Windows 3.00a Multimedia Edition
|Build of Windows 3.0|
Windows 3.0 with Multimedia Extensions 1.0 (also called "Multimedia Windows" by some sources) is a special, multimedia-centric OEM-only release of Windows 3.0, released throughout 1991 by various OEMs. Currently available releases include Tandy for the PC in English and German, an English release for the PC by an unidentified OEM, and a Japanese release for NEC PC-98.
It includes new programs for audio and video playback, new drivers for CD-ROM drives, sound cards, displays and joysticks, screensavers, as well as new Control Panel and Help applications like the ones seen later in Windows 3.1. It is otherwise the same as Windows 3.00a, on which it's based. Its distinctive multimedia features were later incorporated into Windows 3.1. Though this release can still run in all three modes, the new multimedia related features are only available in Standard and 386 Enhanced modes.
As this is based on Windows 3.00a, it requires the
SYSTEM.INI fix if you wish to run it in Enhanced Mode in Virtual PC 2004/2007 and it also requires the SB16 adapter card set correctly for proper operation of the multimedia components (see clarifying section below). Certain newer graphics cards (like S3 Virge or Paradise) may also not work as it could lead to display corruption upon loading the graphical interface.
- 1 Information from computer magazines
- 2 Information from antitrust documents
- 3 New applications
- 4 Fixes
- 5 Other
- 6 Gallery
- 7 References
Information from computer magazines
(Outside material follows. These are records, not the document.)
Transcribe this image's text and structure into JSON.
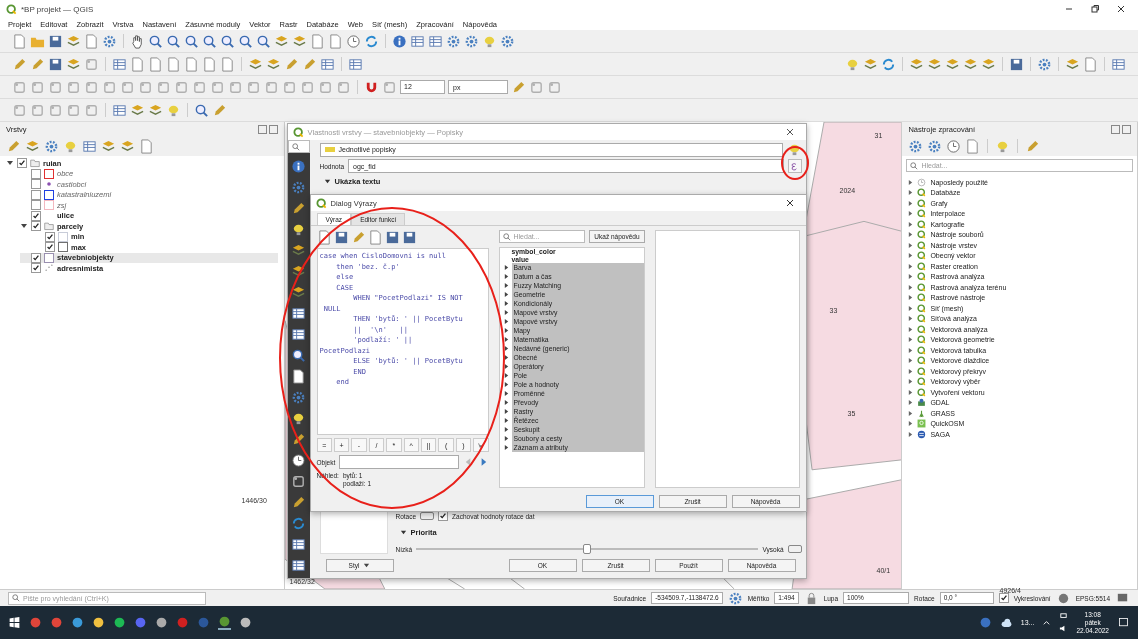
{
  "window": {
    "title": "*BP projekt — QGIS"
  },
  "menu": [
    "Projekt",
    "Editovat",
    "Zobrazit",
    "Vrstva",
    "Nastavení",
    "Zásuvné moduly",
    "Vektor",
    "Rastr",
    "Databáze",
    "Web",
    "Síť (mesh)",
    "Zpracování",
    "Nápověda"
  ],
  "snapping": {
    "tolerance": "12",
    "unit": "px"
  },
  "layers_panel": {
    "title": "Vrstvy",
    "tree": [
      {
        "label": "ruian",
        "checked": true,
        "expanded": true,
        "selected": false,
        "kind": "group",
        "children": [
          {
            "label": "obce",
            "checked": false,
            "selected": false,
            "kind": "polygon",
            "color": "#e03030"
          },
          {
            "label": "castiobci",
            "checked": false,
            "selected": false,
            "kind": "point",
            "color": "#8a4fb0"
          },
          {
            "label": "katastralniuzemi",
            "checked": false,
            "selected": false,
            "kind": "polygon",
            "color": "#2040e0"
          },
          {
            "label": "zsj",
            "checked": false,
            "selected": false,
            "kind": "polygon",
            "color": "#f2b8c0"
          },
          {
            "label": "ulice",
            "checked": true,
            "selected": false,
            "kind": "none"
          },
          {
            "label": "parcely",
            "checked": true,
            "expanded": true,
            "selected": false,
            "kind": "group",
            "children": [
              {
                "label": "min",
                "checked": true,
                "selected": false,
                "kind": "polygon",
                "color": "#c8ccd8"
              },
              {
                "label": "max",
                "checked": true,
                "selected": false,
                "kind": "polygon",
                "color": "#707070"
              }
            ]
          },
          {
            "label": "stavebniobjekty",
            "checked": true,
            "selected": true,
            "kind": "polygon",
            "color": "#9a90b0"
          },
          {
            "label": "adresnimista",
            "checked": true,
            "selected": false,
            "kind": "dots"
          }
        ]
      }
    ]
  },
  "map": {
    "labels": [
      "2024",
      "31",
      "33",
      "35",
      "1446/30",
      "1462/32",
      "40/1",
      "4926/4"
    ]
  },
  "layer_properties": {
    "title": "Vlastnosti vrstvy — stavebniobjekty — Popisky",
    "mode": "Jednotlivé popisky",
    "value_label": "Hodnota",
    "value": "ogc_fid",
    "section": "Ukázka textu",
    "rotation_label": "Rotace",
    "keep_rotation": {
      "label": "Zachovat hodnoty rotace dat",
      "checked": true
    },
    "priority": {
      "title": "Priorita",
      "low": "Nízká",
      "high": "Vysoká",
      "level": 0.5
    },
    "style_button": "Styl",
    "buttons": [
      "OK",
      "Zrušit",
      "Použít",
      "Nápověda"
    ]
  },
  "expression_dialog": {
    "title": "Dialog Výrazy",
    "tabs": [
      {
        "label": "Výraz",
        "selected": true
      },
      {
        "label": "Editor funkcí",
        "selected": false
      }
    ],
    "code": [
      "case when CisloDomovni is null",
      "    then 'bez. č.p'",
      "    else",
      "    CASE",
      "        WHEN \"PocetPodlazi\" IS NOT",
      " NULL",
      "        THEN 'bytů: ' || PocetBytu",
      "        ||  '\\n'   ||",
      "        'podlaží: ' ||",
      "PocetPodlazi",
      "        ELSE 'bytů: ' || PocetBytu",
      "        END",
      "    end"
    ],
    "operators": [
      "=",
      "+",
      "-",
      "/",
      "*",
      "^",
      "||",
      "(",
      ")"
    ],
    "object_label": "Objekt",
    "preview_label": "Náhled:",
    "preview": [
      "bytů: 1",
      "podlaží: 1"
    ],
    "search": {
      "placeholder": "Hledat..."
    },
    "help_button": "Ukaž nápovědu",
    "fields": [
      "symbol_color",
      "value"
    ],
    "groups": [
      "Barva",
      "Datum a čas",
      "Fuzzy Matching",
      "Geometrie",
      "Kondicionály",
      "Mapové vrstvy",
      "Mapové vrstvy",
      "Mapy",
      "Matematika",
      "Nedávné (generic)",
      "Obecné",
      "Operátory",
      "Pole",
      "Pole a hodnoty",
      "Proměnné",
      "Převody",
      "Rastry",
      "Řetězec",
      "Seskupit",
      "Soubory a cesty",
      "Záznam a atributy"
    ],
    "buttons": [
      "OK",
      "Zrušit",
      "Nápověda"
    ]
  },
  "processing_panel": {
    "title": "Nástroje zpracování",
    "search": {
      "placeholder": "Hledat..."
    },
    "items": [
      {
        "label": "Naposledy použité",
        "kind": "recent"
      },
      {
        "label": "Databáze",
        "kind": "qgis"
      },
      {
        "label": "Grafy",
        "kind": "qgis"
      },
      {
        "label": "Interpolace",
        "kind": "qgis"
      },
      {
        "label": "Kartografie",
        "kind": "qgis"
      },
      {
        "label": "Nástroje souborů",
        "kind": "qgis"
      },
      {
        "label": "Nástroje vrstev",
        "kind": "qgis"
      },
      {
        "label": "Obecný vektor",
        "kind": "qgis"
      },
      {
        "label": "Raster creation",
        "kind": "qgis"
      },
      {
        "label": "Rastrová analýza",
        "kind": "qgis"
      },
      {
        "label": "Rastrová analýza terénu",
        "kind": "qgis"
      },
      {
        "label": "Rastrové nástroje",
        "kind": "qgis"
      },
      {
        "label": "Síť (mesh)",
        "kind": "qgis"
      },
      {
        "label": "Síťová analýza",
        "kind": "qgis"
      },
      {
        "label": "Vektorová analýza",
        "kind": "qgis"
      },
      {
        "label": "Vektorová geometrie",
        "kind": "qgis"
      },
      {
        "label": "Vektorová tabulka",
        "kind": "qgis"
      },
      {
        "label": "Vektorové dlaždice",
        "kind": "qgis"
      },
      {
        "label": "Vektorový překryv",
        "kind": "qgis"
      },
      {
        "label": "Vektorový výběr",
        "kind": "qgis"
      },
      {
        "label": "Vytvoření vektoru",
        "kind": "qgis"
      },
      {
        "label": "GDAL",
        "kind": "gdal"
      },
      {
        "label": "GRASS",
        "kind": "grass"
      },
      {
        "label": "QuickOSM",
        "kind": "quickosm"
      },
      {
        "label": "SAGA",
        "kind": "saga"
      }
    ]
  },
  "status_bar": {
    "search_placeholder": "Pište pro vyhledání (Ctrl+K)",
    "coord_label": "Souřadnice",
    "coords": "-534509.7,-1138472.6",
    "scale_label": "Měřítko",
    "scale": "1:494",
    "zoom_label": "Lupa",
    "zoom": "100%",
    "rotation_label": "Rotace",
    "rotation": "0,0 °",
    "render": {
      "label": "Vykreslování",
      "checked": true
    },
    "crs": "EPSG:5514"
  },
  "taskbar": {
    "tray_text": "13...",
    "time": "13:08",
    "day": "pátek",
    "date": "22.04.2022"
  }
}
Another possible OEM release is shown and described in 1991-11 issue of Serbian computer magazine "Svet Kompjutera" ("World of computers"). The boot screen shown in the magazine is different from the one in Tandy's release - it says "Windows Version 3.0 + Multimedia Extensions 1.0", whereas Tandy's release says "Windows graphical environment with Multimedia Extensions 1.0". Oddly, Tandy release uses both of these names during installation.
The version shown in the magazine could be from a different OEM or even a beta (see below), though the latter seems less likely. The magazine also calls it "Multimedia Development Kit" (MDK).
Information from antitrust documents
An internal Microsoft document details the initial development plan for "Multimedia Windows". According to the document, the alpha release was shipped to 35 external testing groups on 1990-06-15, with 25-30 additional sites to receive it on 1990-08-01. The beta release was to be released in mid-1990-10 and the final OEM Adaptation Kit (OAK) in 1990-12. A beta version of Multimedia Development Kit (version 59) from 1990-11-09 was leaked by marcoguy to BetaArchive on 2016-12-19 and can be installed on top of normal Windows 3.0/3.0a to turn it into Windows with Multimedia Extensions.
Tandy is mentioned as the first OEM to launch their multimedia-capable PC-compatibles with Multimedia Windows. IBM, Fujitsu, Sharp, Olivetti, Zenith, Sony and Intel are listed as potential candidates for release.
Microsoft Works for Windows with Multimedia extensions is mentioned as one of the apps to tie in with new features of Multimedia Windows.
Windows Help in this release is version 3.07. The About dialog also states "Version 3.1.061d", which suggests this release has some files from pre-release versions of Windows 3.1.
About dialog says "Control Panel for Windows graphical environment with Multimedia Extensions 1.0" and "Version 1.0".
A Tandy OEM application for installing other applications from removable media. Version 1.0.
A fullscreen, run-once Tandy OEM application that says "Tandy presents the world of multimedia".
Multimedia Main Menu
A Tandy OEM application for easy access to various multimedia demos, applications, and the Program Manager.
Reset Tandy Demo
A Tandy OEM application which resets the default shell back to FindCD.
A Tandy OEM application that offers a tutorial and sound test. When finished, it first starts the Welcome application and then the Multimedia Main Menu.
Tandy has changed the default shell to their application called FindCD (see above). This requires you to insert the installation CD, but the application often hangs at the start (possibly due to bad soundcard configuration) and you won't be able to get into Windows itself without changing the shell back to Program Manager in
To do this you must open the file
SYSTEM.INI in the installation directory, find the
[boot] section and change the line
shell=progman.exe. Windows will now start Program Manager on startup.
This doesn't apply to the non-Tandy versions since they set the shell to
PROGMAN.EXE by default.
Virtual PC Enhanced Mode fix
As this release is based on Windows 3.00a, it also requires a change to
SYSTEM.INI if you wish to run it in 386 Enhanced Mode in Virtual PC 2004/2007.
Both Tandy and non-Tandy versions include special video drivers, including a 320x200x256color driver, with special fonts, it works on any virtualization software that emulates a VGA card.